#### WHAT THE TASK REQUIRES:
The records below are to be restated word for word; their pictures are not.

#### RAW DATA:
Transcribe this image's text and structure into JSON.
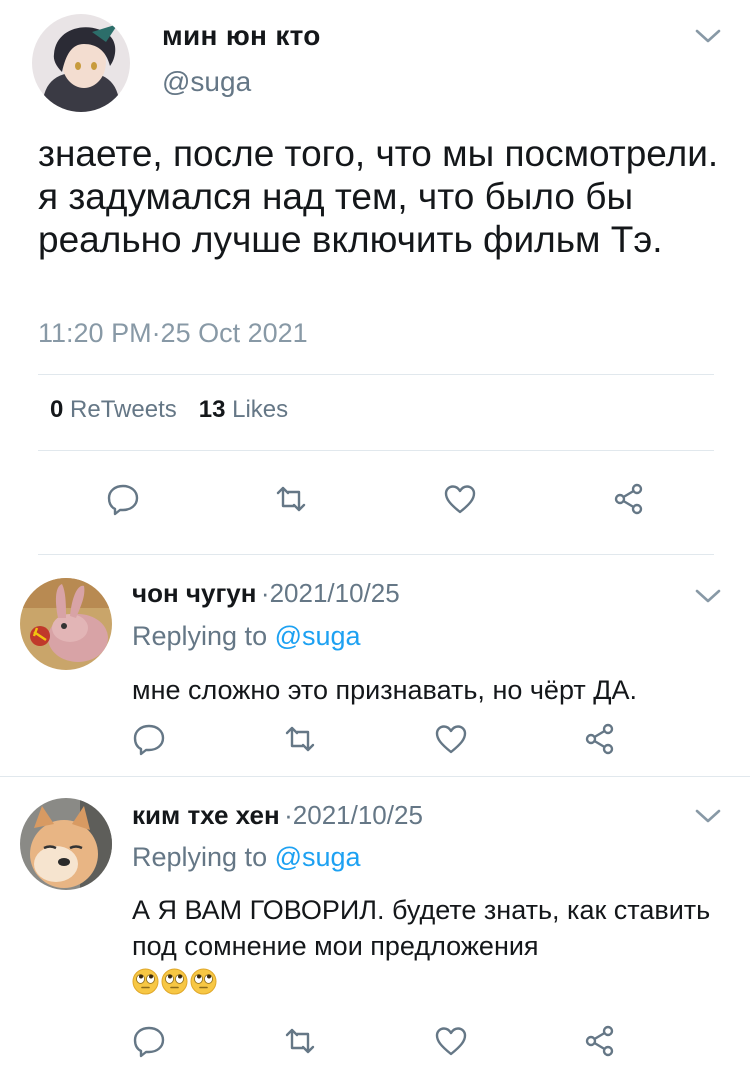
{
  "main_tweet": {
    "display_name": "мин юн кто",
    "handle": "@suga",
    "text": "знаете, после того, что мы посмотрели. я задумался над тем, что было бы реально лучше включить фильм Тэ.",
    "timestamp": "11:20 PM·25 Oct 2021",
    "retweets_count": "0",
    "retweets_label": "ReTweets",
    "likes_count": "13",
    "likes_label": "Likes"
  },
  "replies": [
    {
      "display_name": "чон чугун",
      "date": "·2021/10/25",
      "replying_prefix": "Replying to ",
      "replying_handle": "@suga",
      "text": "мне сложно это признавать, но чёрт ДА."
    },
    {
      "display_name": "ким тхе хен",
      "date": "·2021/10/25",
      "replying_prefix": "Replying to ",
      "replying_handle": "@suga",
      "text": "А Я ВАМ ГОВОРИЛ. будете знать, как ставить под сомнение мои предложения",
      "emoji": [
        "rolling-eyes-emoji",
        "rolling-eyes-emoji",
        "rolling-eyes-emoji"
      ]
    }
  ],
  "colors": {
    "text": "#14171a",
    "secondary": "#657786",
    "link": "#1da1f2",
    "divider": "#e1e8ed"
  }
}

#### ANSWER TO THIS EXERCISE:
Transcribe this image's text and structure into JSON.
{
  "main_tweet": {
    "display_name": "мин юн кто",
    "handle": "@suga",
    "text": "знаете, после того, что мы посмотрели. я задумался над тем, что было бы реально лучше включить фильм Тэ.",
    "timestamp": "11:20 PM·25 Oct 2021",
    "retweets_count": "0",
    "retweets_label": "ReTweets",
    "likes_count": "13",
    "likes_label": "Likes"
  },
  "replies": [
    {
      "display_name": "чон чугун",
      "date": "·2021/10/25",
      "replying_prefix": "Replying to ",
      "replying_handle": "@suga",
      "text": "мне сложно это признавать, но чёрт ДА."
    },
    {
      "display_name": "ким тхе хен",
      "date": "·2021/10/25",
      "replying_prefix": "Replying to ",
      "replying_handle": "@suga",
      "text": "А Я ВАМ ГОВОРИЛ. будете знать, как ставить под сомнение мои предложения",
      "emoji": [
        "rolling-eyes-emoji",
        "rolling-eyes-emoji",
        "rolling-eyes-emoji"
      ]
    }
  ],
  "colors": {
    "text": "#14171a",
    "secondary": "#657786",
    "link": "#1da1f2",
    "divider": "#e1e8ed"
  }
}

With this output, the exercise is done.